Taylor draws the distinction between his own work and earlier studies, mainly Fussell, by emphasizing his regionalist perspective (a welcome element) and the modesty of his subjects’ literary aspirations. For the latter, he recognizes the “literary education and aspirations to universal significance” of Fussell’s British poets whereas the Victoria poets “did not write great poetry…, but their poems have the virtue of sincerity and a desire to communicate” (xvi), to which he adds the absence of meaningful tertiary education. This is somewhat more difficult since he also notes the repeated references to literary works likely encountered first in the schoolroom as well as the literate nature of the population in Victoria (3), including those with a classical education. This leads him to contend, as a way of suggesting the limits of literary appreciations of his subjects, “Few of these men were ‘English majors’ at university… however, [they] show a similar familiarity with the poetry of both classical and modern writers” (11). This is a minor point, but with the exception of Robert Graves, Wilfred Owen, Siegfried Sassoon, and Rupert Brooke, much of the British war poetry was of a kindred nature. Of these, Owen (the most recurrent point of reference for Taylor) did not have the education nor privilege against which the Victoria poets are contrasted. In fact, of the poets matching the “literary education,” Brooke’s works use the same traditional form and Romantic imagery Taylor notes for his Victoria poets, and the most famous critical or dark depictions of the war experiences were by and large published only after the war. This matter is secondary, however, since Taylor’s poets needn’t differ from the British in order to be of regionalist interest.

The more problematic contention of the book is its insistence that the Victoria poets did not voice discontent or disillusionment with the war (23-28, 34-36) while at the same time remarking on the extensive censorship exacted by the press in Victoria and the officers in the war itself (8, 34-35, 40, 103-107). In this sense, the argument that “None wrote as bitterly or as angrily as Wilfred Owen or Siegfried Sassoon in England. No poems published in Victoria’s periodicals and newspapers approached the devastating critique of Owen” (28) simply cannot stand since, as he notes, even Owen’s bitter works were not published in the newspapers of London nor during the war, and a study of the war poets of a single English city, especially a smaller city, would be unlikely to yield different results from his own. Wider considerations of Canadian poetry would help here, perhaps Joel Baetz’s very fine Canadian Poetry From World War I: An Anthology (Oxford University Press: 2009). Nonetheless, this is neither the purpose nor scope of Taylor’s work, which makes the generalization to what may or may not have existed either in Victoria or elsewhere (and would have been censored in any case) somewhat unhelpful and distracting from his otherwise pleasurable and informative study.
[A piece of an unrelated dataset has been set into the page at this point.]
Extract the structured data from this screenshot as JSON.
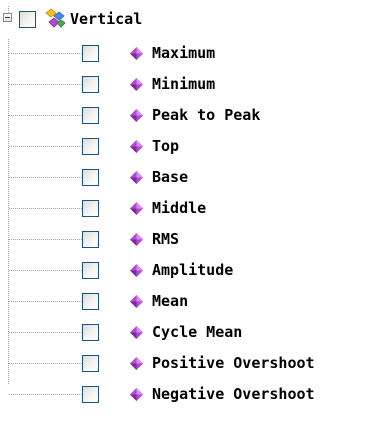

Readers will notice frequent typographical, proofing, and typesetting errors with unexpectedly bolded or underlined words or letters. This seems to be an inevitable component of Trafford Publishing’s editorial procedures more generally and does not impact the content of Taylor’s study, which merits a more thorough production.
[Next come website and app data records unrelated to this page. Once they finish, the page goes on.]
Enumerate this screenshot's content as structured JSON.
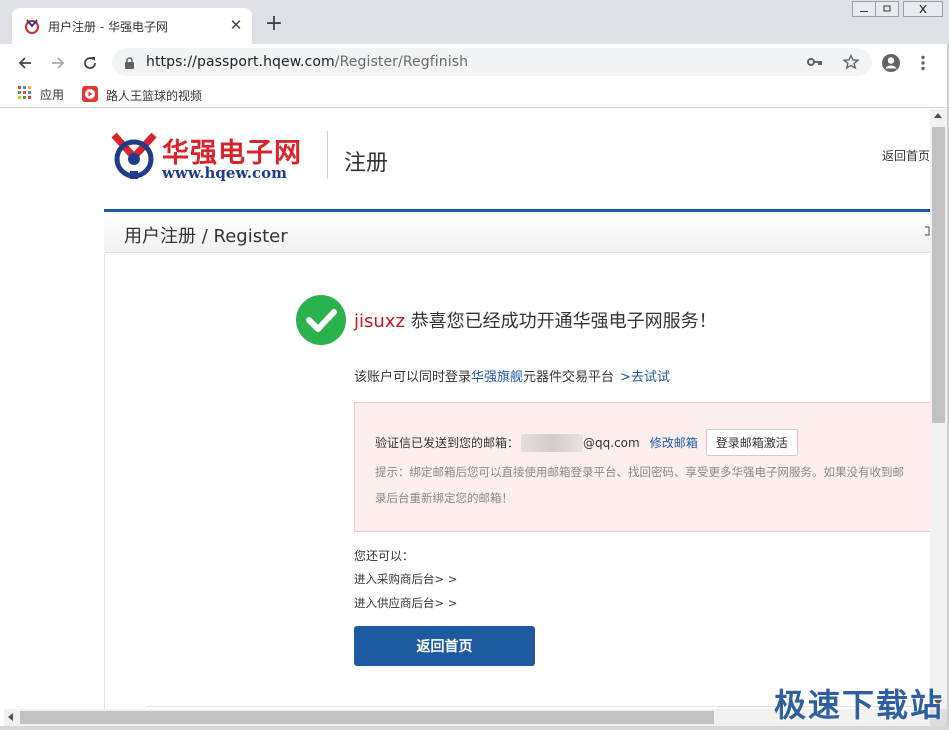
{
  "browser": {
    "tab_title": "用户注册 - 华强电子网",
    "tab_close": "✕",
    "new_tab": "+",
    "url_host": "https://passport.hqew.com",
    "url_path": "/Register/Regfinish",
    "bookmarks": [
      {
        "label": "应用"
      },
      {
        "label": "路人王篮球的视频"
      }
    ]
  },
  "header": {
    "logo_cn": "华强电子网",
    "logo_en": "www.hqew.com",
    "page_heading": "注册",
    "home_link": "返回首页"
  },
  "register_bar": {
    "title": "用户注册 / Register"
  },
  "success": {
    "username": "jisuxz",
    "message": "恭喜您已经成功开通华强电子网服务！"
  },
  "also_login": {
    "prefix": "该账户可以同时登录",
    "platform": "华强旗舰",
    "suffix": "元器件交易平台",
    "try_link": ">去试试"
  },
  "email_notice": {
    "label": "验证信已发送到您的邮箱：",
    "email_domain": "@qq.com",
    "modify_link": "修改邮箱",
    "activate_button": "登录邮箱激活",
    "tip_line1": "提示：绑定邮箱后您可以直接使用邮箱登录平台、找回密码、享受更多华强电子网服务。如果没有收到邮",
    "tip_line2": "录后台重新绑定您的邮箱！"
  },
  "next_steps": {
    "heading": "您还可以：",
    "links": [
      {
        "label": "进入采购商后台> >"
      },
      {
        "label": "进入供应商后台> >"
      }
    ]
  },
  "home_button": "返回首页",
  "watermark": "极速下载站",
  "colors": {
    "accent_blue": "#1d5aa0",
    "brand_red": "#d9232d",
    "success_green": "#2bb24c",
    "notice_bg": "#fdeeee"
  }
}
Apart from the readability and genuinely pleasurable nature of Taylor’s work, scholars will find the greatest use in the second half, which records the soldiers’ poetry and biographical information. This section is worth the cost of the book itself and will make it a necessary addition to university libraries. It does not seem likely that a readier source for these materials is likely to come any time soon, and Taylor’s careful efforts in collecting the materials must receive justified appreciation. The Ones Who Have to Pay will be an essential part of any work on twentieth century poetry of British Columbia or Canada’s literary products from the First World War. 

The Ones Who Have to Pay: The Soldiers-Poets of Victoria BC in the Great War 1914-1918
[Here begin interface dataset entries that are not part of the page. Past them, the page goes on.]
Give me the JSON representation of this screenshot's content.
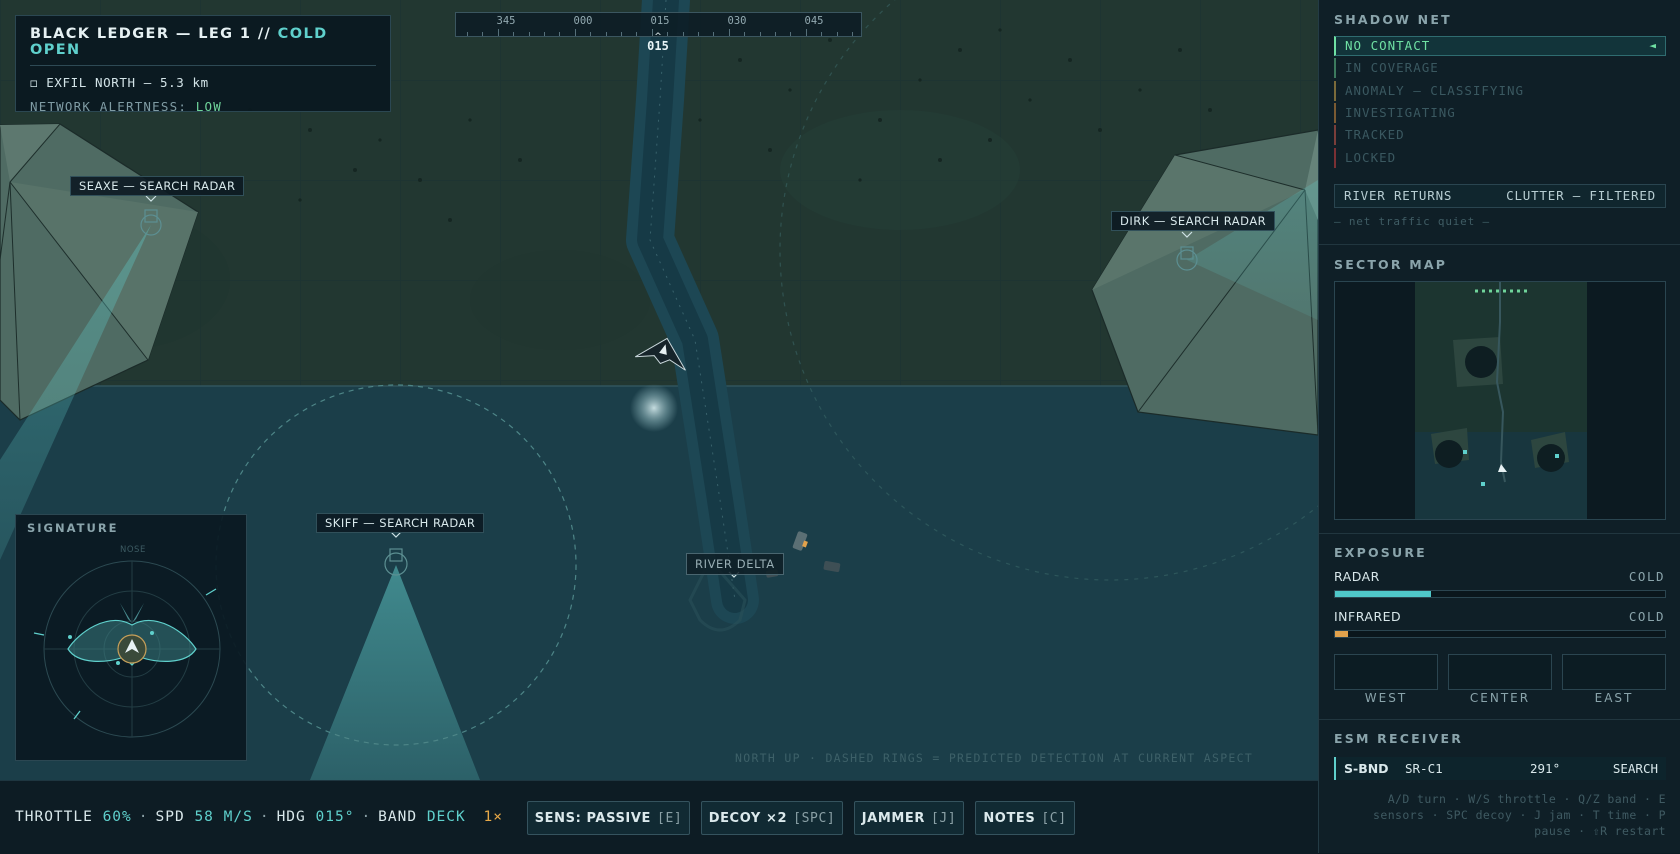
{
  "mission": {
    "title": "BLACK LEDGER — LEG 1 //",
    "phase": "COLD OPEN",
    "objective_icon": "◻",
    "objective": "EXFIL NORTH — 5.3 km",
    "alert_label": "NETWORK ALERTNESS:",
    "alert_value": "LOW"
  },
  "heading_tape": {
    "ticks": [
      "345",
      "000",
      "015",
      "030",
      "045"
    ],
    "caret": "^",
    "readout": "015"
  },
  "radars": {
    "seaxe": "SEAXE — SEARCH RADAR",
    "dirk": "DIRK — SEARCH RADAR",
    "skiff": "SKIFF — SEARCH RADAR"
  },
  "map": {
    "river_delta_label": "RIVER DELTA",
    "footer_note": "NORTH UP · DASHED RINGS = PREDICTED DETECTION AT CURRENT ASPECT"
  },
  "signature": {
    "title": "SIGNATURE",
    "nose_label": "NOSE"
  },
  "status": {
    "throttle_label": "THROTTLE",
    "throttle_value": "60%",
    "speed_label": "SPD",
    "speed_value": "58 M/S",
    "heading_label": "HDG",
    "heading_value": "015°",
    "band_label": "BAND",
    "band_value": "DECK",
    "time_scale": "1×",
    "separator": "·"
  },
  "buttons": {
    "sensors": {
      "label": "SENS: PASSIVE",
      "key": "[E]"
    },
    "decoy": {
      "label": "DECOY ×2",
      "key": "[SPC]"
    },
    "jammer": {
      "label": "JAMMER",
      "key": "[J]"
    },
    "notes": {
      "label": "NOTES",
      "key": "[C]"
    }
  },
  "shadow_net": {
    "title": "SHADOW NET",
    "states": [
      {
        "label": "NO CONTACT",
        "color": "#6fe0a3"
      },
      {
        "label": "IN COVERAGE",
        "color": "#3c7a5e"
      },
      {
        "label": "ANOMALY — CLASSIFYING",
        "color": "#7a6a3a"
      },
      {
        "label": "INVESTIGATING",
        "color": "#7a5a32"
      },
      {
        "label": "TRACKED",
        "color": "#7a3e3a"
      },
      {
        "label": "LOCKED",
        "color": "#7a3034"
      }
    ],
    "active_marker": "◄",
    "river_returns_label": "RIVER RETURNS",
    "river_returns_value": "CLUTTER — FILTERED",
    "traffic_note": "— net traffic quiet —"
  },
  "sector_map": {
    "title": "SECTOR MAP"
  },
  "exposure": {
    "title": "EXPOSURE",
    "radar_label": "RADAR",
    "radar_value": "COLD",
    "radar_level": 0.29,
    "infrared_label": "INFRARED",
    "infrared_value": "COLD",
    "infrared_level": 0.04,
    "zones": [
      "WEST",
      "CENTER",
      "EAST"
    ]
  },
  "esm": {
    "title": "ESM RECEIVER",
    "band": "S-BND",
    "emitter": "SR-C1",
    "bearing": "291°",
    "mode": "SEARCH"
  },
  "help": {
    "line1": "A/D turn · W/S throttle · Q/Z band · E",
    "line2": "sensors · SPC decoy · J jam · T time · P",
    "line3": "pause · ⇧R restart"
  },
  "colors": {
    "accent": "#5fd0cc",
    "ok": "#6fd49a",
    "warn": "#e7a948",
    "radar_fill": "#4fc7c9",
    "infrared_fill": "#e2a24c"
  }
}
Robert Ratcliffe Taylor
Bloomington, IN: Trafford Publishing, 2013. 258 pp. $18.50 paper